Science in Christian Perspective



Can a Christian Be a Scientist?

From: JASA 28 (March 1976): 47-48.

In his book The Relevance of Science: Creation and Cosmogony (Harper and Row, N.Y., 1964) the German physicist and philosopher Carl Friedrich von Weizsacker makes the statement that belief in science is the prevalent religion today. The author proves this assertion convincingly. This leads us to question whether belief in science can really replace a well-understood Christian faith. How are science and Christian faith related to each other?

At first let us recognize the fact that there have always been outstanding scientists who are confessing Christians. This indicates that science and Christian faith are not necessarily contradictory viewpoints.

Statements on the compatibility of faith and science often reveal themselves to be biased. Sometimes the methodological limitations of the scientific approach are not considered enough. Furthermore, a shallow understanding of Christian faith complicates the discussion. It seems to be necessary to resolve first the prejudices concerning science as well as Christian faith in order to be able to relate one to the other.

Let us first look at science. How can the work of a scientist be characterized? A physicist, chemist, biologist, geologist, psychologist or sociologist starts with observation of reality. In view of these facts he develops an hypothesis. By logical conclusion he reaches statements which then have to be verified or falsified by further observations of reality. In case a contradiction appears, an hypothesis must be modified or dropped. It is essential to distinguish between observation and hypothesis. Each hypothesis may be supported, modified or even dropped because of new observations.

Furthermore, let us consider that a scientist approaches reality on a purely rational level. For instance, his personal feelings or certain prejudices must not influence the result of his work. Note that we as human beings operate differently in our daily life. The relationship between friends or in a marriage is certainly not the result of merely rational considerations. Here the whole person is involved. However, the scientific approach to reality is essentially rational.

Moreover, a scientist considers only a well-defined part of reality which in general is rather small. All the other parts and interdependent relationships between them and the investigated part are neglected. Various sciences also look at the same section of reality from a different viewpoint. A physicist for instance will see a river, the sun or man in another way than a chemist. A chemist's view of man is different from that of a sociologist or psychologist. Each science develops pictures of certain sections of reality. However, there is no science able to combine these pictures. This is beyond the capability of the scientific approach.

The foregoing considerations show some methodological limitations of science which are sometimes overlooked. From this we can conclude that no science will be able to answer the following questions:

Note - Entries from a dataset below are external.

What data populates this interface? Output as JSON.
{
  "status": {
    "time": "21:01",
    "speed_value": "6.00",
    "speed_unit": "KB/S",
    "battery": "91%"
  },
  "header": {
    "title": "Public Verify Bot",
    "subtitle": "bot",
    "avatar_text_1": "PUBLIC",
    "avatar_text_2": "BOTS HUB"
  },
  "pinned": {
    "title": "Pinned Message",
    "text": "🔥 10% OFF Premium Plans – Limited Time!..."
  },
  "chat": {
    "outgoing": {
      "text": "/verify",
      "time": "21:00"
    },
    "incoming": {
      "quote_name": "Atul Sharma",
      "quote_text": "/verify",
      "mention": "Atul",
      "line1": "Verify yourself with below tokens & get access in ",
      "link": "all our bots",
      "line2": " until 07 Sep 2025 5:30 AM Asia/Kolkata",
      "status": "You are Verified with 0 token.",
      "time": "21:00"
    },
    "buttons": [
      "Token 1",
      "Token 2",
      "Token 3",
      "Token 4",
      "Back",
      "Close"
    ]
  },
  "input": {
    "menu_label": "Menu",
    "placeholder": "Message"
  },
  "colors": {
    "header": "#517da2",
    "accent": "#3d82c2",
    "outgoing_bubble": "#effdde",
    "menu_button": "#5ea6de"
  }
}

1. What is the meaning of the universe, of human history and of my own life in particular?
2. What is the basis for the hope and trust that everybody seems to need?
3. What kind of ethical standards shall we choose for our private and public life? Nuclear physics for instance does
not provide us with standards on how to use it.
4. Does God exist? And if so, how does he relate to the universe and to man?

All these questions will not be answered by any kind of science, since the scientific approach is a limited tool useful for other purposes. This is a fact which Christians and non-Christians have to accept. What is left are essential questions that are pressing for an answer.

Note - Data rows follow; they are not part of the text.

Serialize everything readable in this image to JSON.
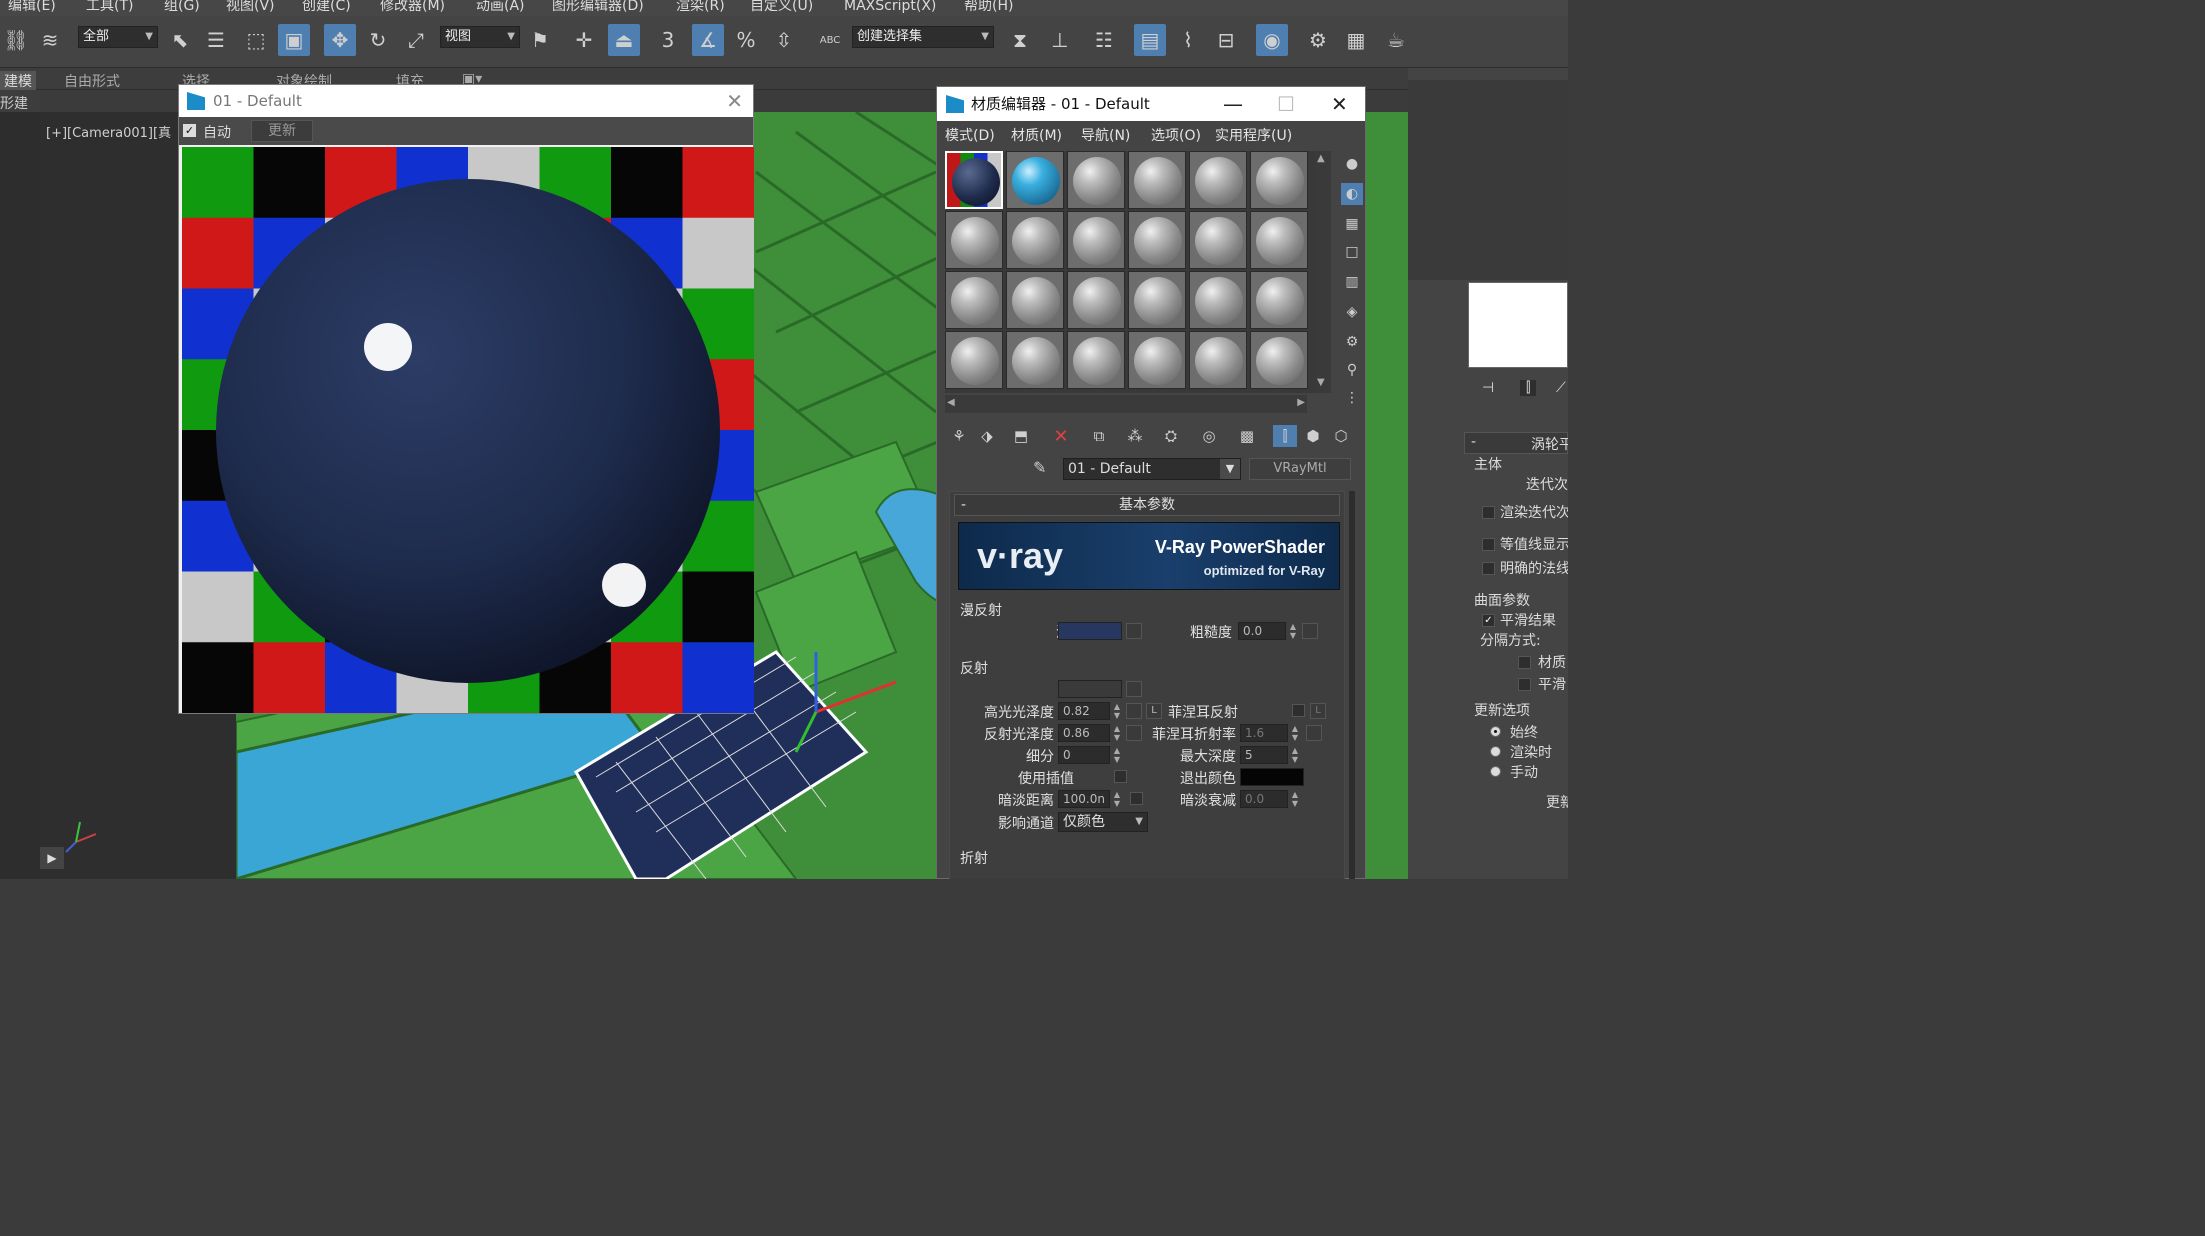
{
  "menu": [
    "编辑(E)",
    "工具(T)",
    "组(G)",
    "视图(V)",
    "创建(C)",
    "修改器(M)",
    "动画(A)",
    "图形编辑器(D)",
    "渲染(R)",
    "自定义(U)",
    "MAXScript(X)",
    "帮助(H)"
  ],
  "toolbar": {
    "filter_combo": "全部",
    "view_combo": "视图",
    "selection_set_combo": "创建选择集",
    "snap_3": "3",
    "abc_label": "ABC"
  },
  "ribbon": {
    "tab_modeling": "建模",
    "tab_freeform": "自由形式",
    "tab_selection": "选择",
    "tab_object_paint": "对象绘制",
    "tab_populate": "填充",
    "sub_label": "形建模"
  },
  "viewport": {
    "label": "[+][Camera001][真"
  },
  "render_window": {
    "title": "01 - Default",
    "auto_label": "自动",
    "update_button": "更新"
  },
  "material_editor": {
    "title": "材质编辑器 - 01 - Default",
    "menus": [
      "模式(D)",
      "材质(M)",
      "导航(N)",
      "选项(O)",
      "实用程序(U)"
    ],
    "material_name": "01 - Default",
    "material_type": "VRayMtl",
    "rollout_title": "基本参数",
    "rollout_minus": "-",
    "vray_logo": "v·ray",
    "vray_title": "V-Ray PowerShader",
    "vray_subtitle": "optimized for V-Ray",
    "diffuse_section": "漫反射",
    "diffuse_label": "漫反射",
    "roughness_label": "粗糙度",
    "roughness_value": "0.0",
    "reflection_section": "反射",
    "reflect_label": "反射",
    "hilight_gloss_label": "高光光泽度",
    "hilight_gloss_value": "0.82",
    "refl_gloss_label": "反射光泽度",
    "refl_gloss_value": "0.86",
    "subdivs_label": "细分",
    "subdivs_value": "0",
    "use_interp_label": "使用插值",
    "dim_distance_label": "暗淡距离",
    "dim_distance_value": "100.0n",
    "affect_channels_label": "影响通道",
    "affect_channels_value": "仅颜色",
    "fresnel_label": "菲涅耳反射",
    "fresnel_ior_label": "菲涅耳折射率",
    "fresnel_ior_value": "1.6",
    "max_depth_label": "最大深度",
    "max_depth_value": "5",
    "exit_color_label": "退出颜色",
    "dim_falloff_label": "暗淡衰减",
    "dim_falloff_value": "0.0",
    "refraction_section": "折射",
    "lock_label": "L",
    "diffuse_color": "#27375f",
    "reflect_color": "#3a3a3a",
    "exit_color": "#050505"
  },
  "command_panel": {
    "rollout": "涡轮平",
    "main_group": "主体",
    "iterations": "迭代次",
    "render_iters": "渲染迭代次",
    "isoline": "等值线显示",
    "explicit_normals": "明确的法线",
    "surface_params": "曲面参数",
    "smooth_result": "平滑结果",
    "separate_by": "分隔方式:",
    "materials": "材质",
    "smoothing": "平滑",
    "update_options": "更新选项",
    "always": "始终",
    "when_rendering": "渲染时",
    "manually": "手动",
    "update_button": "更新"
  },
  "colors": {
    "accent": "#4f7fb0",
    "scene_green": "#3f8f3a",
    "water_blue": "#3aa6d6",
    "vray_blue": "#1a3f6c"
  }
}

Various religions, ideologies and philosophies have tried to answer these questions. The Bible claims to have the true answers. But how can we verify the truth of biblical statements on God and man?

hristian faith does not result simply from the acceptance of certain dogma. On the other hand Christian faith does not come by intellectual effort only. According to the Bible, becoming a Christian involves the whole person. Christian faith is a continuous reaction of one's life to a great event about 2000 years ago when Jesus Christ died and was resurrected. His life shows me what I am supposed to be. Through his death he paid the penalty for my failures, and his death and resurrection enable me to live a new life.

The truth of biblical statements is revealed by a personal relationship to Jesus which is made possible by the grace of God. Observe that knowing God is described in the original language of the Bible by the same word that expresses the most intimate relationship between husband and wife, According to the Bible, insights to the essential truth for our life are always connected with certain steps of obedience. Jesus says in John 7, 17: "If any man is willing to do His will, he shall know of the teaching whether it is of God or whether I speak from Myself."

In all
our effort to verify biblical statements our initial view is crucial. Many people prevent themselves from getting Insights to biblical truths because of their methodology: after having on reached apparently solid ground in themselves they try to decide on God, In this way they follow Descartes' approach to reality. Another mathematician of the same age, Blaise Pascal, shows us a completely different way, He warns us not to search
for a safe ground in ourselves. Pascal says that we know not only God but also ourselves only through Jesus Christ. Without Jesus we don't know who we are and who God is.

Siegfried Schaible
Ind'ustrieserninar der Universitat Kolm
West Germany